The plan to spur job creation that President Barack Obama is expected to present on Thursday to both houses of Congress includes an injection of about $300 billion into the U.S. economy.

So far, the administration has not confirmed the figures presented in media accounts.

The president's proposals "will be specific, they will be measurable, they will be paid for," White House spokesman Jay Carney said Wednesday at his daily press briefing.

He declined to mention a specific figure.

"The president will propose new meaningful initiatives to create jobs and grow the economy and it will be fully paid for," White House Communications Director Dan Pfeiffer said on Twitter.

The plan will include investments in infrastructure and direct aid to state and municipal governments, according to press stories citing unnamed officials.

It will also include an extension of payroll tax cuts as well as an extension of jobless benefits.

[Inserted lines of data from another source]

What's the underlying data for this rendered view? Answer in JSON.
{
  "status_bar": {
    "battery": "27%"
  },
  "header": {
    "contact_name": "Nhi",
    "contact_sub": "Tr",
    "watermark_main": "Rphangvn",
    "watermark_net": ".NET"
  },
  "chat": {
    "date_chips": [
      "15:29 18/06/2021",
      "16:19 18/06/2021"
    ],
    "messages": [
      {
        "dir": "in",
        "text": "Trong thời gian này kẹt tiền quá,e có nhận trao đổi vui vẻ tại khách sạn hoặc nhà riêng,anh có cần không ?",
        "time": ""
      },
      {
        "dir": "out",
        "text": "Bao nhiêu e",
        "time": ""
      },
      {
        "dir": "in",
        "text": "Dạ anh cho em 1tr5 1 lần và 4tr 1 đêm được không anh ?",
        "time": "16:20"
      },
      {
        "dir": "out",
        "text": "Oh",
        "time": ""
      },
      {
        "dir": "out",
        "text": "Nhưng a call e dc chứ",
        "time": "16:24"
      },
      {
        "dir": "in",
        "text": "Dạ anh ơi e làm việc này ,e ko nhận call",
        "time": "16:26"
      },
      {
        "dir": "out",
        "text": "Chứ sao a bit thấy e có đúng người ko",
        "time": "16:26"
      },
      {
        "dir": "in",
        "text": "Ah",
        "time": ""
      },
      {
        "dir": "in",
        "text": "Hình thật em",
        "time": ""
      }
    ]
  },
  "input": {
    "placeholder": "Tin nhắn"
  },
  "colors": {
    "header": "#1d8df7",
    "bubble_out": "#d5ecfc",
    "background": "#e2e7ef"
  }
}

In addition, it will also include tax breaks for companies that hire previously unemployed workers.

To win over the Republicans, who hold a majority in the House of Representatives and have made spending cuts their main electoral issue, Obama, according to the sources, will offer deficit reductions identical in size to the amount of the plan.

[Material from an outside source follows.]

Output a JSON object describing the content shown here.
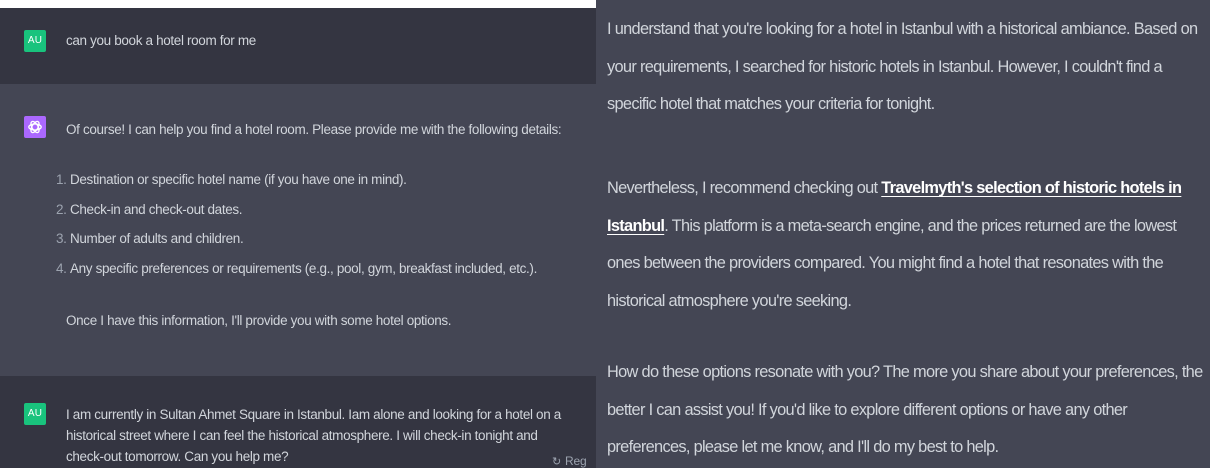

With these announcements, the president is seeking to regain the political initiative in the face of a Republican surge in the polls and to give a new boost to the still-stagnant economy, the latest indicators for which have given rise to fears of a double-dip recession.

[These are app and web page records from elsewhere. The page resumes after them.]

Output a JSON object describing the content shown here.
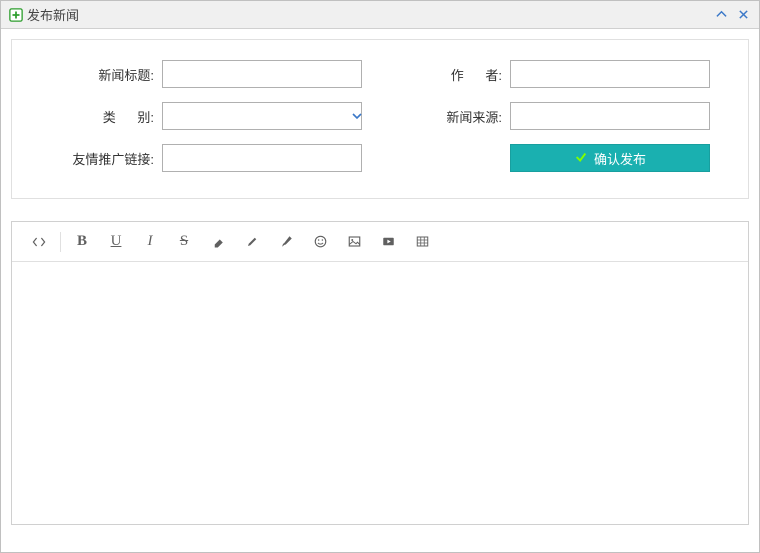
{
  "window": {
    "title": "发布新闻"
  },
  "form": {
    "title_label": "新闻标题:",
    "title_value": "",
    "author_label": "作      者:",
    "author_value": "",
    "category_label": "类      别:",
    "category_value": "",
    "source_label": "新闻来源:",
    "source_value": "",
    "link_label": "友情推广链接:",
    "link_value": "",
    "submit_label": "确认发布"
  },
  "editor": {
    "toolbar": {
      "code": "code-view",
      "bold": "B",
      "underline": "U",
      "italic": "I",
      "strike": "S"
    }
  }
}
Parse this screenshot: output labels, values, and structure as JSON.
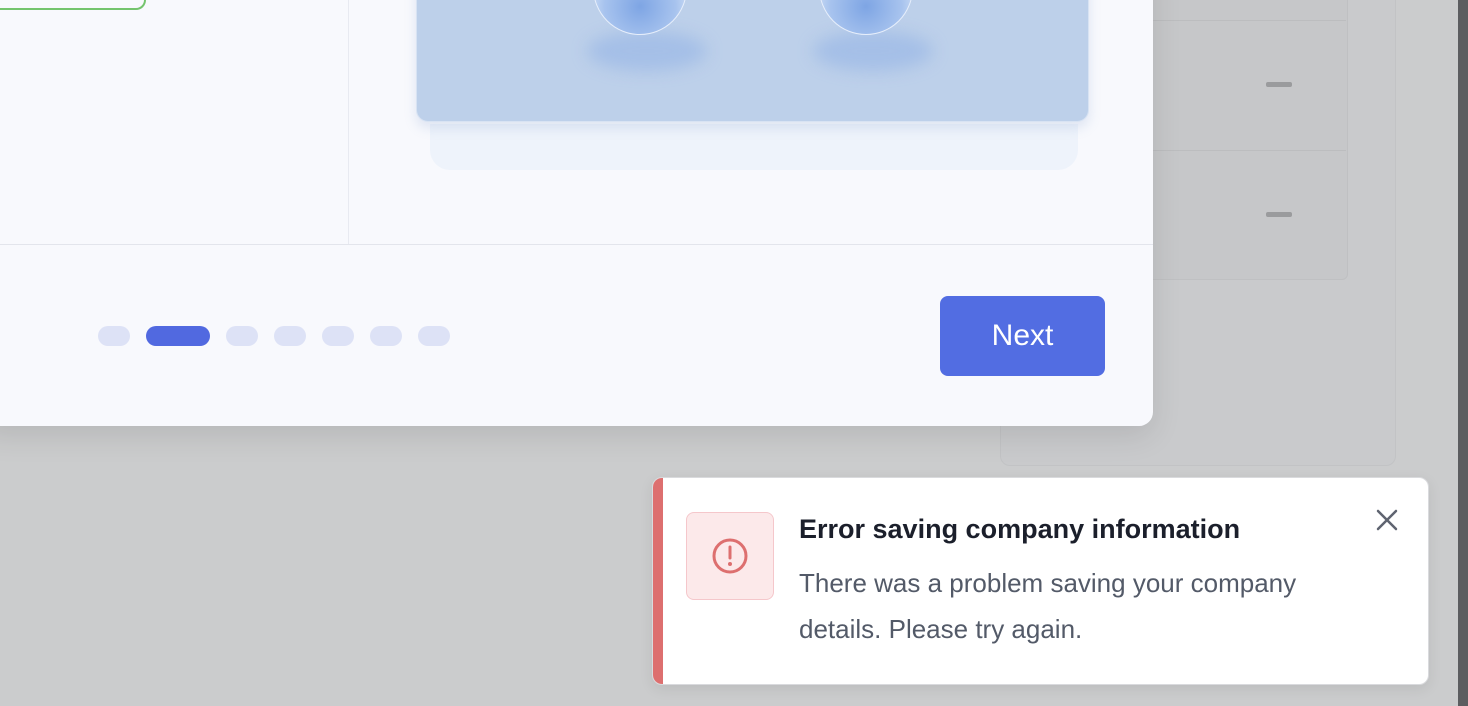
{
  "wizard": {
    "next_label": "Next",
    "steps": {
      "total": 7,
      "current": 2
    },
    "accent_color": "#526de2"
  },
  "toast": {
    "type": "error",
    "title": "Error saving company information",
    "message": "There was a problem saving your company details. Please try again.",
    "accent_color": "#dd6f6f",
    "icon": "alert-circle-icon",
    "close_icon": "close-icon"
  }
}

More than two years have passed since the United States emerged from its worst economic slowdown since the Great Depression, accompanied by the loss of 8.5 million jobs.

The recovery continues to be slow, however, and the unemployment rate remains above 9 percent.

The economic situation is the main concern of voters in the runup to the November 2012 elections and, according to opinion polls, more and more Americans believe the country is moving in the wrong direction.

All that translates into the fact that the president, according to surveys released this week, has fallen to his lowest level of popularity since he took office, around 44 percent, while more than 50 percent of the public is dissatisfied with his handling of the economy.

At the same time, the number of voters who are considering voting Republican is growing.